What is required — This exercise calls for an exact copy of the data below.

Material provided —

————————

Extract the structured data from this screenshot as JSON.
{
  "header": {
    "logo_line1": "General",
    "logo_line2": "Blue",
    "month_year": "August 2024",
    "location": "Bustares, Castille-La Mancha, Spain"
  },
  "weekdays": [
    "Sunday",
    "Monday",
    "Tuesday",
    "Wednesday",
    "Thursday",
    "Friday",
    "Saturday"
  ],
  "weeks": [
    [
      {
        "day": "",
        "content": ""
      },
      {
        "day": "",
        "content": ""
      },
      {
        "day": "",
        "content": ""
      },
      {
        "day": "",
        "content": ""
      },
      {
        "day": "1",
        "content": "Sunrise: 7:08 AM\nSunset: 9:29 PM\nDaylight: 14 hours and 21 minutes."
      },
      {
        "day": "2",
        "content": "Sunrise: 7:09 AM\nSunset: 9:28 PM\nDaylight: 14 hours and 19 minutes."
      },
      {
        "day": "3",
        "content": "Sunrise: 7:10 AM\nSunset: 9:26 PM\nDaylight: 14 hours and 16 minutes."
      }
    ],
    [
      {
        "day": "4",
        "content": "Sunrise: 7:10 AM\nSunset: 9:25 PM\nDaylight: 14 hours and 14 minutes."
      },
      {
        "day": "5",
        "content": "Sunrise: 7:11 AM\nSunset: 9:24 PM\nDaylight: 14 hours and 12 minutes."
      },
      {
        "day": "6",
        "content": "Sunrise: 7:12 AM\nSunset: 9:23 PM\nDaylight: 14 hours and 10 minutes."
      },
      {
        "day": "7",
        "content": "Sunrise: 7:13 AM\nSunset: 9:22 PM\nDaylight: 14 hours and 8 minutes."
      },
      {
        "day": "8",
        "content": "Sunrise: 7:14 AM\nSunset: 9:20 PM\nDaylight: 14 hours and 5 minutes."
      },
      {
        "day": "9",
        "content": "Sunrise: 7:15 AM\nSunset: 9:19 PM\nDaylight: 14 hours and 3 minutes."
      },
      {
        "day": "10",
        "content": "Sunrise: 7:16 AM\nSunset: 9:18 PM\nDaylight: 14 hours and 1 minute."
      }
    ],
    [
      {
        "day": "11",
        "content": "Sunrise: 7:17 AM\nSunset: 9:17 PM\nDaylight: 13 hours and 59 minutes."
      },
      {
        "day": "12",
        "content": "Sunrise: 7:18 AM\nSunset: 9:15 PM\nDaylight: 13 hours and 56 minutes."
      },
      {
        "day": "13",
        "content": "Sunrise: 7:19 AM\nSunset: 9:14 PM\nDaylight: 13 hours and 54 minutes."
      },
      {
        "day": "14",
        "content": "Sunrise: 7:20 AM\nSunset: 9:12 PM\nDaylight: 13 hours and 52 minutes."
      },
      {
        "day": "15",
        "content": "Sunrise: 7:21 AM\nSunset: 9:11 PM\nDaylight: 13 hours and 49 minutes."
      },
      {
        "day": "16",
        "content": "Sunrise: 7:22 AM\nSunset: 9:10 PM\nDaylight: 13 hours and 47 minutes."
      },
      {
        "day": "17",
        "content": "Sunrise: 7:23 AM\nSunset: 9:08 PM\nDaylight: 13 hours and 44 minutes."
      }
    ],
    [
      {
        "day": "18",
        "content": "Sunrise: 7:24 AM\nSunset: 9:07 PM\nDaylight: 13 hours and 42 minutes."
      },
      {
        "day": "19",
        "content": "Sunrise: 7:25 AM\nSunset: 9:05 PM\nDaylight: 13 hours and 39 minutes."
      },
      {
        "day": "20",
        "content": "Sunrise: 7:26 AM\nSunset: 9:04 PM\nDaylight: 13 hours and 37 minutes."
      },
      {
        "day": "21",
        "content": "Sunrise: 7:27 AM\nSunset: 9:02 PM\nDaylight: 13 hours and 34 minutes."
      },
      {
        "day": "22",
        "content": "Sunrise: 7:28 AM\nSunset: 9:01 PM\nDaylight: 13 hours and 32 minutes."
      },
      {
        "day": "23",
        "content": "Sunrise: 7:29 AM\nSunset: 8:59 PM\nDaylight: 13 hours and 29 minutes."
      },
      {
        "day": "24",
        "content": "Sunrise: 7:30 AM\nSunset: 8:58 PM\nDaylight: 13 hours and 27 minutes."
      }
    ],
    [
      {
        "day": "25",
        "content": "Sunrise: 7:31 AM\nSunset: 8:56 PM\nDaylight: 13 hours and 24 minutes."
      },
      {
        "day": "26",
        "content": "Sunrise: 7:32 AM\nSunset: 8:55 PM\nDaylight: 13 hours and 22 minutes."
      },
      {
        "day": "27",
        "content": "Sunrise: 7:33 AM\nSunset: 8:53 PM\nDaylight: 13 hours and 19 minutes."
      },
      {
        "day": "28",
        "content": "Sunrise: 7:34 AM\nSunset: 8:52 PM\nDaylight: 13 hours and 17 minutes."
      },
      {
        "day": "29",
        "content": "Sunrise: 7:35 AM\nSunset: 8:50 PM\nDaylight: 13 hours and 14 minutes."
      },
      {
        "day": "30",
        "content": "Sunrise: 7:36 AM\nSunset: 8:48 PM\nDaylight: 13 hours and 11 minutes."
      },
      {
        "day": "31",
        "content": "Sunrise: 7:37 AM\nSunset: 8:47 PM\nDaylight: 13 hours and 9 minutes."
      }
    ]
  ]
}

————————

Exercise result —
Extract the structured data from this screenshot as JSON.
{
  "header": {
    "logo_line1": "General",
    "logo_line2": "Blue",
    "month_year": "August 2024",
    "location": "Bustares, Castille-La Mancha, Spain"
  },
  "weekdays": [
    "Sunday",
    "Monday",
    "Tuesday",
    "Wednesday",
    "Thursday",
    "Friday",
    "Saturday"
  ],
  "weeks": [
    [
      {
        "day": "",
        "content": ""
      },
      {
        "day": "",
        "content": ""
      },
      {
        "day": "",
        "content": ""
      },
      {
        "day": "",
        "content": ""
      },
      {
        "day": "1",
        "content": "Sunrise: 7:08 AM\nSunset: 9:29 PM\nDaylight: 14 hours and 21 minutes."
      },
      {
        "day": "2",
        "content": "Sunrise: 7:09 AM\nSunset: 9:28 PM\nDaylight: 14 hours and 19 minutes."
      },
      {
        "day": "3",
        "content": "Sunrise: 7:10 AM\nSunset: 9:26 PM\nDaylight: 14 hours and 16 minutes."
      }
    ],
    [
      {
        "day": "4",
        "content": "Sunrise: 7:10 AM\nSunset: 9:25 PM\nDaylight: 14 hours and 14 minutes."
      },
      {
        "day": "5",
        "content": "Sunrise: 7:11 AM\nSunset: 9:24 PM\nDaylight: 14 hours and 12 minutes."
      },
      {
        "day": "6",
        "content": "Sunrise: 7:12 AM\nSunset: 9:23 PM\nDaylight: 14 hours and 10 minutes."
      },
      {
        "day": "7",
        "content": "Sunrise: 7:13 AM\nSunset: 9:22 PM\nDaylight: 14 hours and 8 minutes."
      },
      {
        "day": "8",
        "content": "Sunrise: 7:14 AM\nSunset: 9:20 PM\nDaylight: 14 hours and 5 minutes."
      },
      {
        "day": "9",
        "content": "Sunrise: 7:15 AM\nSunset: 9:19 PM\nDaylight: 14 hours and 3 minutes."
      },
      {
        "day": "10",
        "content": "Sunrise: 7:16 AM\nSunset: 9:18 PM\nDaylight: 14 hours and 1 minute."
      }
    ],
    [
      {
        "day": "11",
        "content": "Sunrise: 7:17 AM\nSunset: 9:17 PM\nDaylight: 13 hours and 59 minutes."
      },
      {
        "day": "12",
        "content": "Sunrise: 7:18 AM\nSunset: 9:15 PM\nDaylight: 13 hours and 56 minutes."
      },
      {
        "day": "13",
        "content": "Sunrise: 7:19 AM\nSunset: 9:14 PM\nDaylight: 13 hours and 54 minutes."
      },
      {
        "day": "14",
        "content": "Sunrise: 7:20 AM\nSunset: 9:12 PM\nDaylight: 13 hours and 52 minutes."
      },
      {
        "day": "15",
        "content": "Sunrise: 7:21 AM\nSunset: 9:11 PM\nDaylight: 13 hours and 49 minutes."
      },
      {
        "day": "16",
        "content": "Sunrise: 7:22 AM\nSunset: 9:10 PM\nDaylight: 13 hours and 47 minutes."
      },
      {
        "day": "17",
        "content": "Sunrise: 7:23 AM\nSunset: 9:08 PM\nDaylight: 13 hours and 44 minutes."
      }
    ],
    [
      {
        "day": "18",
        "content": "Sunrise: 7:24 AM\nSunset: 9:07 PM\nDaylight: 13 hours and 42 minutes."
      },
      {
        "day": "19",
        "content": "Sunrise: 7:25 AM\nSunset: 9:05 PM\nDaylight: 13 hours and 39 minutes."
      },
      {
        "day": "20",
        "content": "Sunrise: 7:26 AM\nSunset: 9:04 PM\nDaylight: 13 hours and 37 minutes."
      },
      {
        "day": "21",
        "content": "Sunrise: 7:27 AM\nSunset: 9:02 PM\nDaylight: 13 hours and 34 minutes."
      },
      {
        "day": "22",
        "content": "Sunrise: 7:28 AM\nSunset: 9:01 PM\nDaylight: 13 hours and 32 minutes."
      },
      {
        "day": "23",
        "content": "Sunrise: 7:29 AM\nSunset: 8:59 PM\nDaylight: 13 hours and 29 minutes."
      },
      {
        "day": "24",
        "content": "Sunrise: 7:30 AM\nSunset: 8:58 PM\nDaylight: 13 hours and 27 minutes."
      }
    ],
    [
      {
        "day": "25",
        "content": "Sunrise: 7:31 AM\nSunset: 8:56 PM\nDaylight: 13 hours and 24 minutes."
      },
      {
        "day": "26",
        "content": "Sunrise: 7:32 AM\nSunset: 8:55 PM\nDaylight: 13 hours and 22 minutes."
      },
      {
        "day": "27",
        "content": "Sunrise: 7:33 AM\nSunset: 8:53 PM\nDaylight: 13 hours and 19 minutes."
      },
      {
        "day": "28",
        "content": "Sunrise: 7:34 AM\nSunset: 8:52 PM\nDaylight: 13 hours and 17 minutes."
      },
      {
        "day": "29",
        "content": "Sunrise: 7:35 AM\nSunset: 8:50 PM\nDaylight: 13 hours and 14 minutes."
      },
      {
        "day": "30",
        "content": "Sunrise: 7:36 AM\nSunset: 8:48 PM\nDaylight: 13 hours and 11 minutes."
      },
      {
        "day": "31",
        "content": "Sunrise: 7:37 AM\nSunset: 8:47 PM\nDaylight: 13 hours and 9 minutes."
      }
    ]
  ]
}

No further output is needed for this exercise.